But he is un-dead. Bowie’s been re-constructed as an entrepreneur who earns millions from selling songs as advertising music tracks to the likes of Microsoft. He’s mellow, happily married and he’s even had his teeth fixed. He’s clearly blown it.
Cult artists are wonderful and terrible. The cult isn’t a reflection of quality but a measure of the artist’s ability to provoke intense interest and identification long after death. Byron and Rupert Brooke – very different poets – are heaven for biographers and their war deaths are completely on-brand. Ian Curtis and Kurt Cobain had their audiences sussed too – artistic suicide is the link here between doomy Manchester and sunny California. Rimbaud lived as an intense outsider during the Verlaine years and then good-as-died by stopping writing and being another person in another place (North Africa). Meaning he’s still there to rediscover.
Now, interestingly, the two-hundred-year tradition of the cult artist has been telescoped by media.
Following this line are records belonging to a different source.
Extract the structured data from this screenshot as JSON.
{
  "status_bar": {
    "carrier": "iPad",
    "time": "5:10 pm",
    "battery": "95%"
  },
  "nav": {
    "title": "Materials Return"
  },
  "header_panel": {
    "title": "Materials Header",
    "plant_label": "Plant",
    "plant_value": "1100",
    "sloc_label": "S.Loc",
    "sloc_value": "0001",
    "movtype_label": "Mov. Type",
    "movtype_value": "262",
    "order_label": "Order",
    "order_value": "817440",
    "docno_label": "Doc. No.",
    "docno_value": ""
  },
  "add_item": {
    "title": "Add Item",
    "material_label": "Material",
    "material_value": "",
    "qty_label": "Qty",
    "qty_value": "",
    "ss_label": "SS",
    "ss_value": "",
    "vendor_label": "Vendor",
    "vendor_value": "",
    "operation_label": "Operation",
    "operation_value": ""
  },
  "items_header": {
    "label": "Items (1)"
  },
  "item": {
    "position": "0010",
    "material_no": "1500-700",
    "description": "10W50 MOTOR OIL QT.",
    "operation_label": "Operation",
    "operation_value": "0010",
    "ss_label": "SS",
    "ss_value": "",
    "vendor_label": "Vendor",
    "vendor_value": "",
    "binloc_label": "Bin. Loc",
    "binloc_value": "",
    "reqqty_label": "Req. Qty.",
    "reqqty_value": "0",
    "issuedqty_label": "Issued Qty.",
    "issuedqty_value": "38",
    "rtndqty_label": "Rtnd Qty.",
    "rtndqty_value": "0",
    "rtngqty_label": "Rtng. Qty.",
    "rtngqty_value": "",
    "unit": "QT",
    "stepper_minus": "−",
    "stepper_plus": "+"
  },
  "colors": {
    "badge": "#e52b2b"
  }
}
Marketing work on ‘the story’ – will he, won’t he, is he, isn’t he? – operates on an instant feedback basis so a life of torment can be a 24-hour webcast. Watch Pete Doherty play it out day by day. Ask yourself about Robbie Williams, who is both a huge, mainstream entertainer and a professional outsider. They haven’t exactly staged their own Kurt Cobain farewells yet – but I’ve met people who thought that was stage-managed anyway.